While Nokia has lost its position in the mobile phone market more than a decade ago, it has relied more on its network equipment to keep it afloat in subsequent years, competing with the likes of Ericsson (another failed phone maker from a bygone era), Huawei and other rivals in the field.
A moment of respite presented itself in the form of 5G networks, a new opportunity for innovation in the telecom field and a source of renewed demand for newer and better infrastructure equipment as the world makes the shift from 4G.
Yet, it seems even 5G might not be able to save Nokia. A report by Bloomberg has revealed that the company “is working with advisers to consider alternatives ranging from potential asset sales to mergers,” as per information they learned from people familiar with the matter. “Other options include shifting investments and making balance-sheet adjustments.”
“Nokia Oyj is exploring strategic options as fierce competition puts pressure on the Finnish network equipment maker’s earnings, people familiar with the matter said,” as per Bloomberg.
Deliberations are ongoing, and there’s no certainty they will lead to any transactions, the people said.

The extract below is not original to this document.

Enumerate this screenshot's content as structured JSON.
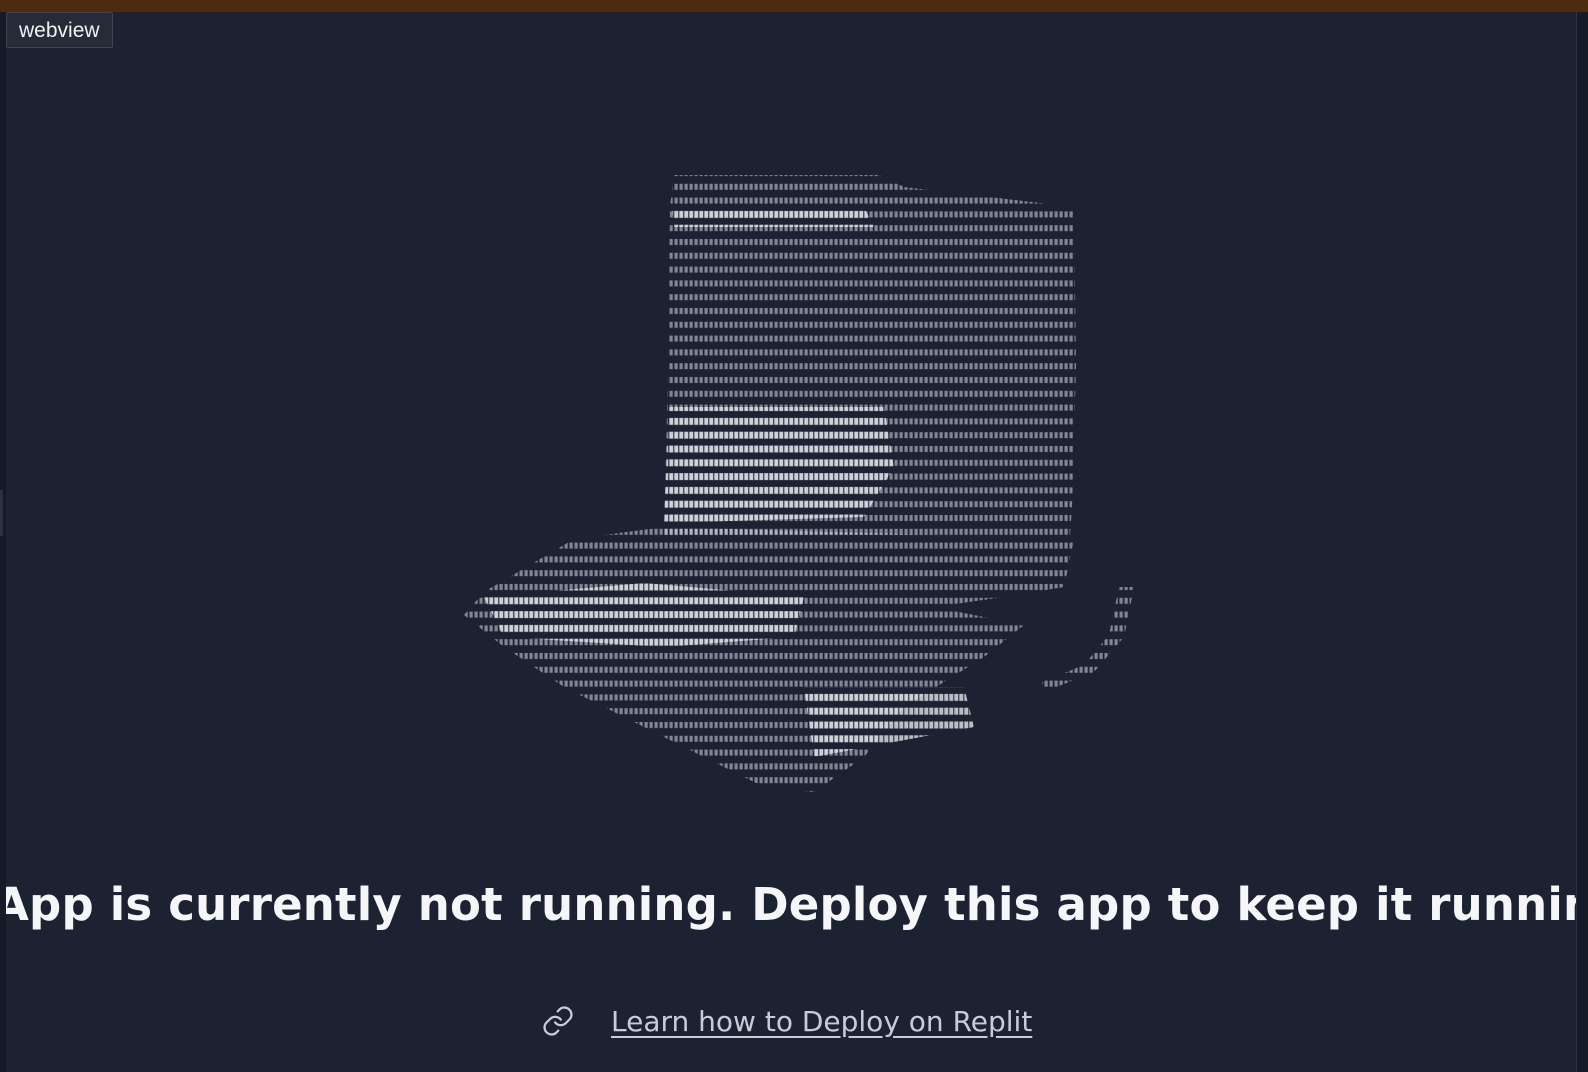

This news comes following a rough fiscal year for Nokia, which did not have a good 2019, as earnings show.
“When Nokia reported third-quarter results in late October, investors were disappointed,” news site InvestorPlace said. “Although the quarterly results were roughly in-line with expectations, management issued weak guidance targets and the stock got pounded.” Nokia stock had started the year at about $6 and finished shy of $4, losing over 35%.
Still, Nokia announced last month that it had reached 63 commercial 5G contracts worldwide in countries like Saudi Arabia, Egypt, Austria, New Zealand, Norway, Saudi Arabia, and Switzerland. It also declared more than 2,000 5G patent families as essential for 5G, which should cement their place in the field for years to come.
Additionally, Q4 2019 and FY 2019 results released this month show that “results are better than analysts expected,” with the company posting “adjusted earnings per share of EUR 0.15, compared to expectations of EUR 0.13.”
“Nokia’s revenue for Q4 2019 was €6.903 billion ($7.58 billion), with Nokia Networks being the only division posting year-on-year growth in revenue,” blog Nokia Mob reported. “The operating profit improved from €552 million ($606 million) in Q4 2018 to €803 million ($881.7 million). For the full year of 2019, Nokia posted €23.315 billion ($25.6 billion) in revenue, which is a growth of 3% compared to 2018. Nokia posted a profit of €18 million ($19.8 million) in 2019, compared to a €549 million ($602 million) loss in 2018.”
Who could Nokia merge with?
Should Nokia consider a merger to keep afloat, Bloomberg suggested rival Ericsson AB, and if not in a full merger, at least in partnering in certain business areas. Both companies are European. Meanwhile, Nokia’s other major rival is Chinese telecom firm Huawei, which is facing troubles of its own with the Trump administration.
In another piece by Bloomberg, they also mentioned that a merger between Nokia and Ericsson would create “a European behemoth to compete more effectively with China’s Huawei Technologies Co.”
“Combining with Ericsson would make it easier to compete on price with Huawei, which benefits from the economies of scale afforded by the massive Chinese market, but it could also require several years just to secure regulatory approval, let alone integrate the operations,” Bloomberg continued. “That would be a boon to Huawei, which could capitalize on the period of uncertainty to secure new customers.”
It all went downhill with the iPhone
Over a decade ago, Nokia began losing its hold on the mobile phone market, around the time the first iPhone released. Lagging behind, Nokia eventually released its own touch smart phones with a mobile-optimized Window OS. By that point, iOS and Android had long since captured the majority of the market, with Apple’s App Store and Google’s Android Market (the predecessor of the Google Play store) dominating. By then, it was too late.
At the time, a phone’s apps could make or a break a smartphones chances on the market, and the fact that Windows OS came with a very limited app marketplace didn’t help their situation. It was finally laid to rest last year, years after “[Nokia had] sold its mobile business to Microsoft [in 2013],” InvestorPlace noted. “After that sale, the group has concentrated on marketing high-end networking gear and software to telecommunications companies as well as internet service providers.”